Before coming to the University of Waterloo, Christy Lee volunteered at hospitals and long-term care homes, working closely with patients and residents to help reduce the workload for staff. But Lee found that with the current communication call system, nurses and personal support workers do not know what types of requests the patients are making, and which patients need immediate help.  

Christy LeeAs a fourth-year Waterloo student, Lee wants to solve this problem using the skills and knowledge she gained from her Biomedical Engineering program. Her venture startup, PatientCompanion, is an easy-to-use solution devised as a communication app between nurses and patients to not only improve patient experience, but also help reduce stress and burnout for nurses. 

PatientCompanion allows patients to make specific requests that will then automatically prioritize the request on the nurses’ end. While non-medical requests for water or blankets can be distributed among personal care workers, volunteers or other available staff, which will ultimately reduce the workload for nurses at hospitals and long-term care homes.   

“On average, nurses are assigned between five to nine patients each, where roughly 56 per cent of requests made by patients are non-urgent requests,” Lee says. “As a result, 3 per cent of the time nurses would forget to come back after asking what the patient needs, while 10 per cent of requests get cancelled.” 

“What stands PatientCompanion out from other companies — though we don’t have direct competitors — is the fact that we can customize [the application] for each hospital or home care,” Lee says.  
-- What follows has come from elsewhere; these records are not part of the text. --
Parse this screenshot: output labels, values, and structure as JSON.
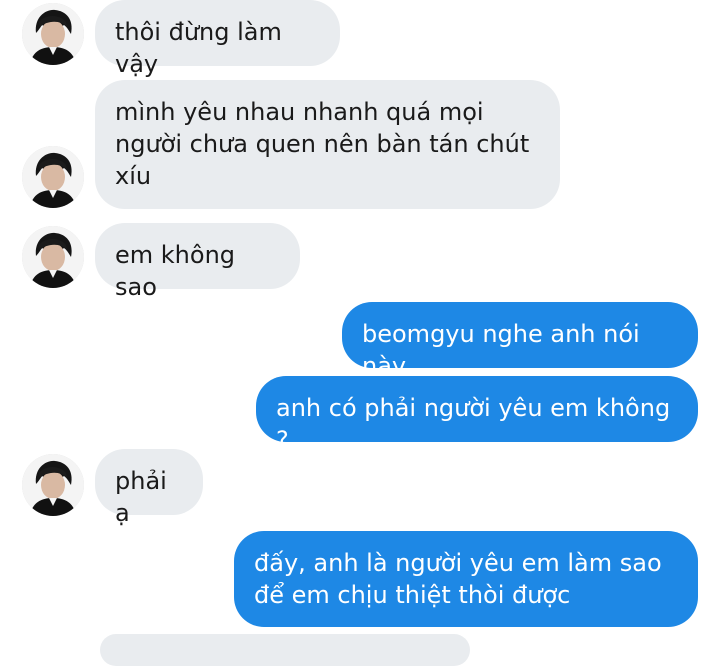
{
  "chat": {
    "messages": [
      {
        "direction": "incoming",
        "text": "thôi đừng làm vậy",
        "has_avatar": true
      },
      {
        "direction": "incoming",
        "text": "mình yêu nhau nhanh quá mọi\nngười chưa quen nên bàn tán chút\nxíu",
        "has_avatar": true
      },
      {
        "direction": "incoming",
        "text": "em không sao",
        "has_avatar": true
      },
      {
        "direction": "outgoing",
        "text": "beomgyu nghe anh nói này"
      },
      {
        "direction": "outgoing",
        "text": "anh có phải người yêu em không ?"
      },
      {
        "direction": "incoming",
        "text": "phải ạ",
        "has_avatar": true
      },
      {
        "direction": "outgoing",
        "text": "đấy, anh là người yêu em làm sao\nđể em chịu thiệt thòi được"
      }
    ]
  },
  "colors": {
    "incoming_bubble": "#e9ecef",
    "outgoing_bubble": "#1e88e5",
    "incoming_text": "#1a1a1a",
    "outgoing_text": "#ffffff"
  },
  "icons": {
    "avatar": "contact-avatar-photo"
  }
}
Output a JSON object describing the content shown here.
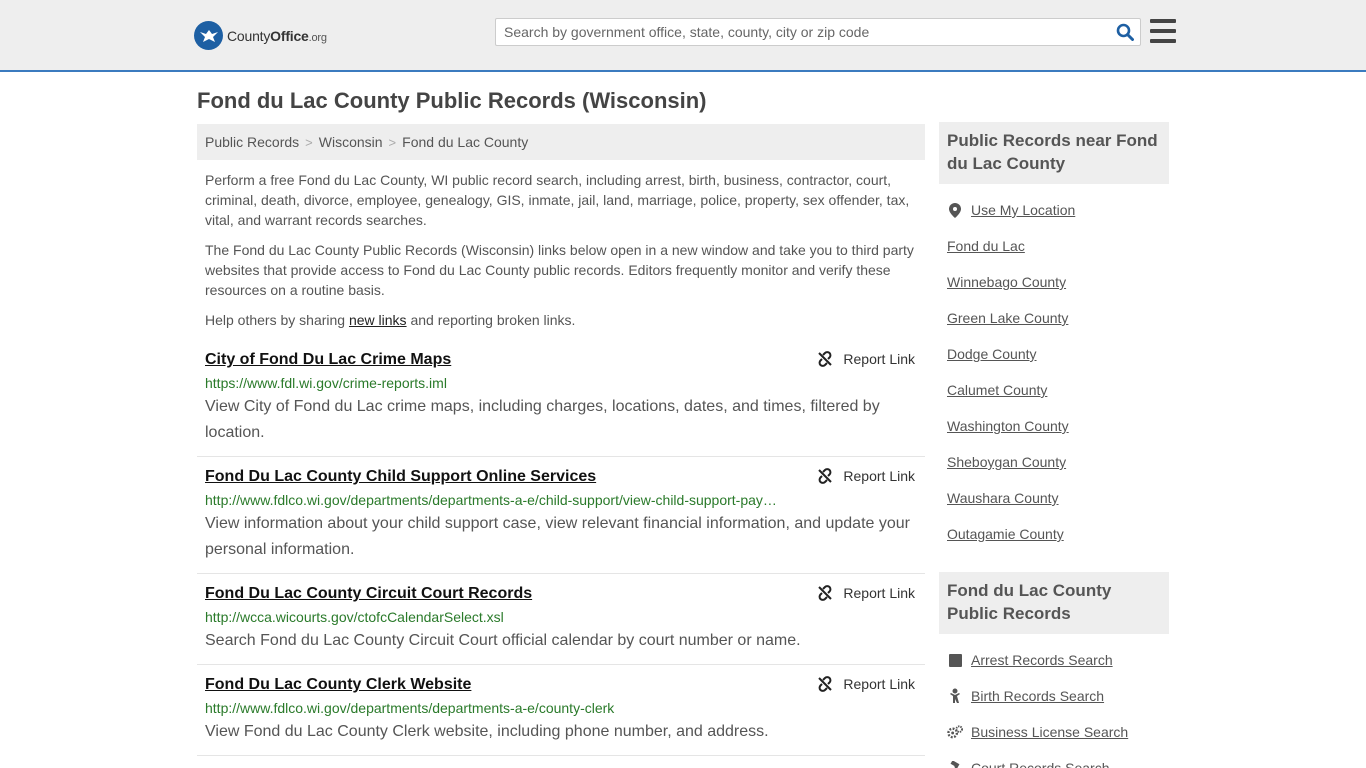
{
  "header": {
    "logo_bold": "County",
    "logo_mid": "Office",
    "logo_org": ".org",
    "search_placeholder": "Search by government office, state, county, city or zip code"
  },
  "page": {
    "title": "Fond du Lac County Public Records (Wisconsin)"
  },
  "breadcrumb": [
    "Public Records",
    "Wisconsin",
    "Fond du Lac County"
  ],
  "intro": {
    "p1": "Perform a free Fond du Lac County, WI public record search, including arrest, birth, business, contractor, court, criminal, death, divorce, employee, genealogy, GIS, inmate, jail, land, marriage, police, property, sex offender, tax, vital, and warrant records searches.",
    "p2": "The Fond du Lac County Public Records (Wisconsin) links below open in a new window and take you to third party websites that provide access to Fond du Lac County public records. Editors frequently monitor and verify these resources on a routine basis.",
    "p3_before": "Help others by sharing ",
    "p3_link": "new links",
    "p3_after": " and reporting broken links."
  },
  "report_label": "Report Link",
  "results": [
    {
      "title": "City of Fond Du Lac Crime Maps",
      "url": "https://www.fdl.wi.gov/crime-reports.iml",
      "desc": "View City of Fond du Lac crime maps, including charges, locations, dates, and times, filtered by location."
    },
    {
      "title": "Fond Du Lac County Child Support Online Services",
      "url": "http://www.fdlco.wi.gov/departments/departments-a-e/child-support/view-child-support-payment-information",
      "desc": "View information about your child support case, view relevant financial information, and update your personal information."
    },
    {
      "title": "Fond Du Lac County Circuit Court Records",
      "url": "http://wcca.wicourts.gov/ctofcCalendarSelect.xsl",
      "desc": "Search Fond du Lac County Circuit Court official calendar by court number or name."
    },
    {
      "title": "Fond Du Lac County Clerk Website",
      "url": "http://www.fdlco.wi.gov/departments/departments-a-e/county-clerk",
      "desc": "View Fond du Lac County Clerk website, including phone number, and address."
    }
  ],
  "sidebar": {
    "near_title": "Public Records near Fond du Lac County",
    "near_items": [
      {
        "label": "Use My Location",
        "icon": "location-pin-icon"
      },
      {
        "label": "Fond du Lac"
      },
      {
        "label": "Winnebago County"
      },
      {
        "label": "Green Lake County"
      },
      {
        "label": "Dodge County"
      },
      {
        "label": "Calumet County"
      },
      {
        "label": "Washington County"
      },
      {
        "label": "Sheboygan County"
      },
      {
        "label": "Waushara County"
      },
      {
        "label": "Outagamie County"
      }
    ],
    "records_title": "Fond du Lac County Public Records",
    "records_items": [
      {
        "label": "Arrest Records Search",
        "icon": "square-icon"
      },
      {
        "label": "Birth Records Search",
        "icon": "baby-icon"
      },
      {
        "label": "Business License Search",
        "icon": "gears-icon"
      },
      {
        "label": "Court Records Search",
        "icon": "gavel-icon"
      }
    ]
  },
  "colors": {
    "accent": "#3b7bbf",
    "logo": "#1d5fa3",
    "url_green": "#2a7a2a",
    "panel_bg": "#eeeeee"
  }
}
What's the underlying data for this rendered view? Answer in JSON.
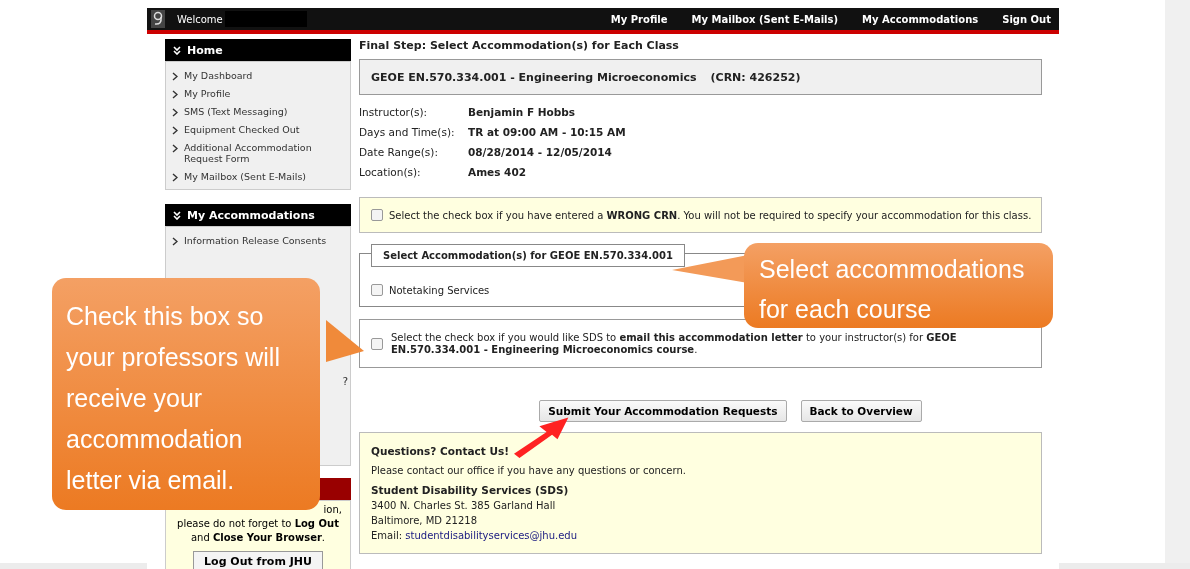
{
  "top_bar": {
    "welcome": "Welcome",
    "links": [
      "My Profile",
      "My Mailbox (Sent E-Mails)",
      "My Accommodations",
      "Sign Out"
    ]
  },
  "sidebar": {
    "sections": [
      {
        "title": "Home",
        "items": [
          "My Dashboard",
          "My Profile",
          "SMS (Text Messaging)",
          "Equipment Checked Out",
          "Additional Accommodation Request Form",
          "My Mailbox (Sent E-Mails)"
        ]
      },
      {
        "title": "My Accommodations",
        "items": [
          "Information Release Consents"
        ],
        "fragment": "?"
      }
    ],
    "logout": {
      "lines": [
        "ion,",
        "please do not forget to **Log Out**",
        "and **Close Your Browser**."
      ],
      "button": "Log Out from JHU"
    }
  },
  "content": {
    "heading": "Final Step: Select Accommodation(s) for Each Class",
    "course": {
      "title": "GEOE EN.570.334.001 - Engineering Microeconomics",
      "crn": "(CRN: 426252)"
    },
    "details": [
      {
        "label": "Instructor(s):",
        "value": "Benjamin F Hobbs"
      },
      {
        "label": "Days and Time(s):",
        "value": "TR at 09:00 AM - 10:15 AM"
      },
      {
        "label": "Date Range(s):",
        "value": "08/28/2014 - 12/05/2014"
      },
      {
        "label": "Location(s):",
        "value": "Ames 402"
      }
    ],
    "wrong_crn": {
      "text": "Select the check box if you have entered a **WRONG CRN**. You will not be required to specify your accommodation for this class.",
      "checked": false
    },
    "accommodations": {
      "legend": "Select Accommodation(s) for GEOE EN.570.334.001",
      "options": [
        {
          "label": "Notetaking Services",
          "checked": false
        }
      ]
    },
    "email_letter": {
      "text": "Select the check box if you would like SDS to **email this accommodation letter** to your instructor(s) for **GEOE EN.570.334.001 - Engineering Microeconomics course**.",
      "checked": false
    },
    "buttons": [
      "Submit Your Accommodation Requests",
      "Back to Overview"
    ],
    "contact": {
      "title": "Questions? Contact Us!",
      "intro": "Please contact our office if you have any questions or concern.",
      "org": "Student Disability Services (SDS)",
      "lines": [
        "3400 N. Charles St. 385 Garland Hall",
        "Baltimore, MD 21218"
      ],
      "email_label": "Email:",
      "email": "studentdisabilityservices@jhu.edu"
    }
  },
  "callouts": [
    {
      "text": "Check this box so your professors will receive your accommodation letter via email."
    },
    {
      "text": "Select accommodations for each course"
    }
  ]
}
“We take down the specific type of requests they want to see and distribute. For example, if they don’t have a personal support worker, we can replace that term with a clinical aid if they have one. It is very customizable from colours and icons to everything that’s based on the hospital. It’s a huge merit to our company.” 

From ideation to pilot program with a local hospital 

Lee presented PatientCompanion at three separate pitch competitions — GreenHouse Social Impact Showcase, Velocity Pitch Competition and the Biotec Pitch Competition, where she competed against other Canadian university students and their startup ideas in the health-tech space. 

Part of the total funding she received is going towards PatientCompanion’s first pilot program, where a local hospital has requested Lee to build a physical hardware system, which not only integrates the PatientCompanion software application, but also includes a separate light that would indicate the different types of requests for the nurses.  

Christy Lee receiving the Social Impact Fund from United College principal Richard Myers

Richard Myers, principal at United College, presents Christy Lee with $5,000 in funding towards her venture startup, PatientCompanion.

PatientCompanion does not save patient data directly within their system, so part of the funding will support running the software application on a cloud-based system that can protect both hospital and patient data. Lee aims to start their pilot program, which includes four hospitals and long-term care homes, by the end of April this year. 

“My goal is to help as many people as possible,” says Lee, who plans to develop other venture ideas that bridge health care and engineering. 

“That is why I chose the Biomedical Engineering program because I know I could help many people in the public and health care industry. Learning from the engineering perspective, I was able to gain knowledge and skills from both the development and the product side. I want to continue trying to build new products or new ideas and making sure I can help as many people as possible — not just in Canada but across the world.” 

Starting a health-tech venture as a full-time student is a challenging feat. Lee looks forward to graduating this spring with a Bachelor of Applied Science in Honours Biomedical Engineering and plans to continue growing PatientCompanion across Canadian hospitals and long-term care homes with the goal of expanding into the U.S. market. 

Watch Christy Lee pitch PatientCompanion at the Fall 2023 GreenHouse Social Impact Showcase 

Becoming an entrepreneur while as a full-time student 

Lee attributes her knowledge of developing her venture idea into a startup from talking to Wayne Chang, lecturer of the BET 300 Foundations of Venture Creation, who recommended looking into GreenHouse and Velocity programs. 

In the fall term, Lee attended an open house event where she then met Tania Del Matto, director of GreenHouse, who became interested in Lee’s venture idea and invited her to participate in their weekly workshops and the GreenHouse incubator. Since then, Lee has been able to grow her knowledge of campus resources and secure funding through pitch competitions. 

During her final term at Waterloo, Lee continues to balance her volunteer hours at hospitals long-term care homes, while meeting with nurses and management directors who are interested in having the PatientCompanion app integrated into their communication call system. 

“My advice for other students interested in becoming an entrepreneur is to take BET 300 and other BET courses at the Conrad School of Entrepreneurship and Business,” says Lee. “It’s a great way to learn more about entrepreneurship and the process of turning your idea that you are passionate about into a product that can help additional people.”